Since the beginning of 2014, Apple shares are up 17.51 percent, compared to Microsoft's 34.5 percent gain or Google's 22.35 percent gain in nonvoting GOOG C class shares and 25.73 percent gain in standard GOOGL A class shares.
Since the start of 2015, Apple shares are down 14 percent, compared to Microsoft's 7.26 percent gain or Google's 30.25 percent gain in nonvoting GOOG C class shares and 32.89 percent gain in standard GOOGL A class shares. Google split its shares into the two classes and awarded investors one of each, effectively stripping investors of half their voting rights through the "dividend" dilution.
Despite massive buybacks, Apple still has a growing pile of cash
Apple is currently using much of its domestic U.S. cash flow to finance stock buybacks and dividend payments, and is also issuing bonds at extremely low interest rates to help pay for its capital return programs.

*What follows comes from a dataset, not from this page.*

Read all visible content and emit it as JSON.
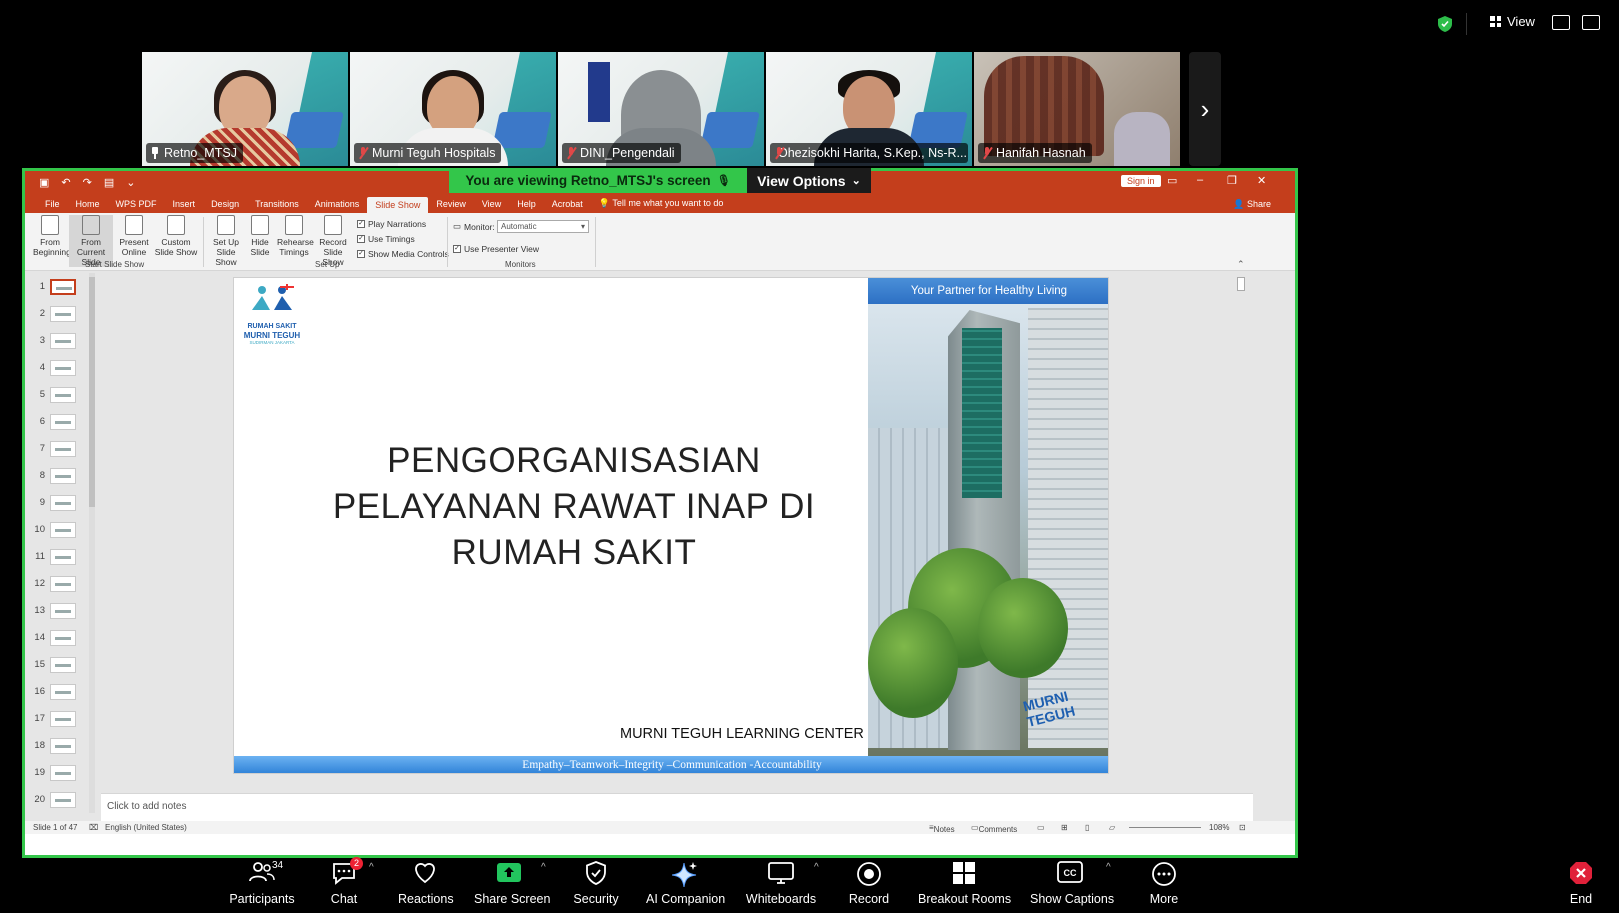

It currently holds $200 billion of its total $216 billion cash reserves overseas; spending those funds domestically would incur a substantial tax penalty unless the U.S. Congress approves a tax break to enable and incentivize American firms to invest their foreign earnings in America.
In October 2013, after four months of investigation of Apple's foreign earnings and taxes, the U.S. Securities and Exchange Commission ended its inquiry without plans to take any further action after finding no evidence of wrongdoing by the company.

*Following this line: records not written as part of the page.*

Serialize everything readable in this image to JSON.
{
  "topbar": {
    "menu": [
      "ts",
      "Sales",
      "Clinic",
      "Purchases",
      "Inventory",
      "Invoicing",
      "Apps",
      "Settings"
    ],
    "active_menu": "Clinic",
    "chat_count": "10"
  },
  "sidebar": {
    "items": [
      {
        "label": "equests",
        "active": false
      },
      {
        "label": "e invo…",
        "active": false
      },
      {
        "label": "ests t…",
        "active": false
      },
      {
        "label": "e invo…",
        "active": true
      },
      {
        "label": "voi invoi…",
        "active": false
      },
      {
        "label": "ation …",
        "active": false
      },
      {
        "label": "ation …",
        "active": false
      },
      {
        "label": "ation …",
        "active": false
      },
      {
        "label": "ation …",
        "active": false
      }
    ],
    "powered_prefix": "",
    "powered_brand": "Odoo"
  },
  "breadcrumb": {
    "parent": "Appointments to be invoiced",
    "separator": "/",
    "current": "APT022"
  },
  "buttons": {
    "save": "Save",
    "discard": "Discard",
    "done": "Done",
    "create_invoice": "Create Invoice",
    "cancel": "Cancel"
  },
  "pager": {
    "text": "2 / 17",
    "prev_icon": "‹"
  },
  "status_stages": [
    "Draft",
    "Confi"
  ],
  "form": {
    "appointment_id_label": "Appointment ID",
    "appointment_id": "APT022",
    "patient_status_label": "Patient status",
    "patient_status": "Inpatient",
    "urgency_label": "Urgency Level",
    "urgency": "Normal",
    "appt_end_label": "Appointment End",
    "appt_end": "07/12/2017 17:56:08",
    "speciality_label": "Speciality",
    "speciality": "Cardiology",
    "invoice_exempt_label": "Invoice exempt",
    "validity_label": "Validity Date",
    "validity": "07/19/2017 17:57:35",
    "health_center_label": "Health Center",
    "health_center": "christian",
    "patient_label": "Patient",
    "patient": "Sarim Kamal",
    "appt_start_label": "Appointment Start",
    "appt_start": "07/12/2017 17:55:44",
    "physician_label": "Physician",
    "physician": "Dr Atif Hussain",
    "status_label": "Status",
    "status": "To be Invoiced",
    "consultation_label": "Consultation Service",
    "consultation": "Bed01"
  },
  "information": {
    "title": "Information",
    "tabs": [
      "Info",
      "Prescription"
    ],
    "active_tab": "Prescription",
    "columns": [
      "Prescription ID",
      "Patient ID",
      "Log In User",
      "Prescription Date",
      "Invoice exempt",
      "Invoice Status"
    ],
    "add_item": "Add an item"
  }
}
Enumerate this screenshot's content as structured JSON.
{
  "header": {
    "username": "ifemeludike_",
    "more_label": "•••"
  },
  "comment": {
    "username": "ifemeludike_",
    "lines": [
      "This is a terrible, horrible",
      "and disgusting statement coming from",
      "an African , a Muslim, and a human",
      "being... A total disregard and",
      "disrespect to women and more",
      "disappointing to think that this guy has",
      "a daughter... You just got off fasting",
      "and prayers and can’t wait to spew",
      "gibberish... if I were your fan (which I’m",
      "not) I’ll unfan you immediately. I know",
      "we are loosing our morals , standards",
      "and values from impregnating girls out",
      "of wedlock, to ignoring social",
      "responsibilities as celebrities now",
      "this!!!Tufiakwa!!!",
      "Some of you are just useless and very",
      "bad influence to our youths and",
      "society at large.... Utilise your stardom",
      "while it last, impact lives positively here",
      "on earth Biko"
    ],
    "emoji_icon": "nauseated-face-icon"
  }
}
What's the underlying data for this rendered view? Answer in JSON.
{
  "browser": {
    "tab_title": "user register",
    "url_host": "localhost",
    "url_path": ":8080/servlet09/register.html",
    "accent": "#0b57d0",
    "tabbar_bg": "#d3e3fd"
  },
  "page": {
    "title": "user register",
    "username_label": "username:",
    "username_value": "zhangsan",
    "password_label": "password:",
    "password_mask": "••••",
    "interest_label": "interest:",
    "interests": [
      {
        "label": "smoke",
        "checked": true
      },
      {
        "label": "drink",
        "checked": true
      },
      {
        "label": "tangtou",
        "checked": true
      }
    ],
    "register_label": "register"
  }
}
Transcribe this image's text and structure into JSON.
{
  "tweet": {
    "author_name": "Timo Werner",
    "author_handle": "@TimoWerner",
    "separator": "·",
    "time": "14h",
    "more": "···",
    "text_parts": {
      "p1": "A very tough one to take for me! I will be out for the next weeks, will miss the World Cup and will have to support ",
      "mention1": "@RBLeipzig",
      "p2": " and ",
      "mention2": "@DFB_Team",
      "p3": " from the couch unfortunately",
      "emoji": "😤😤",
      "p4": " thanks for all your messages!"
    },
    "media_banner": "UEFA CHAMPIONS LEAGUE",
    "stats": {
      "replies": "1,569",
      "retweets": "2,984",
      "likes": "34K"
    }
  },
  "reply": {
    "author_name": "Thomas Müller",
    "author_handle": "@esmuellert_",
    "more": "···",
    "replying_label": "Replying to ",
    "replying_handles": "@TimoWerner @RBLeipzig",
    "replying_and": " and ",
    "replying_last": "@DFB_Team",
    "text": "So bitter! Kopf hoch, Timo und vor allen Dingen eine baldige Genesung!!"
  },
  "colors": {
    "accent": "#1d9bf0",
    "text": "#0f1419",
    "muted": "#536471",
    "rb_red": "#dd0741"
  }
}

Investors generally view cash as bad for companies to hoard (due to low returns from conservative investments), but Apple can't currently distribute more cash to shareholders without incurring a substantial U.S. tax penalty.
That has made Apple's vast cash holdings a convenient problem to have, because it enables the company to borrow at interest rates very close to zero for domestic investment and capital returns to shareholders while still maintaining vast market power to make long term component deals and strategic investments ranging from acquisitions to expansions of its retail network and its production capabilities.
Apple expects to invest $15 billion in infrastructure, tooling, retail and other capital expenditures in fiscal 2016.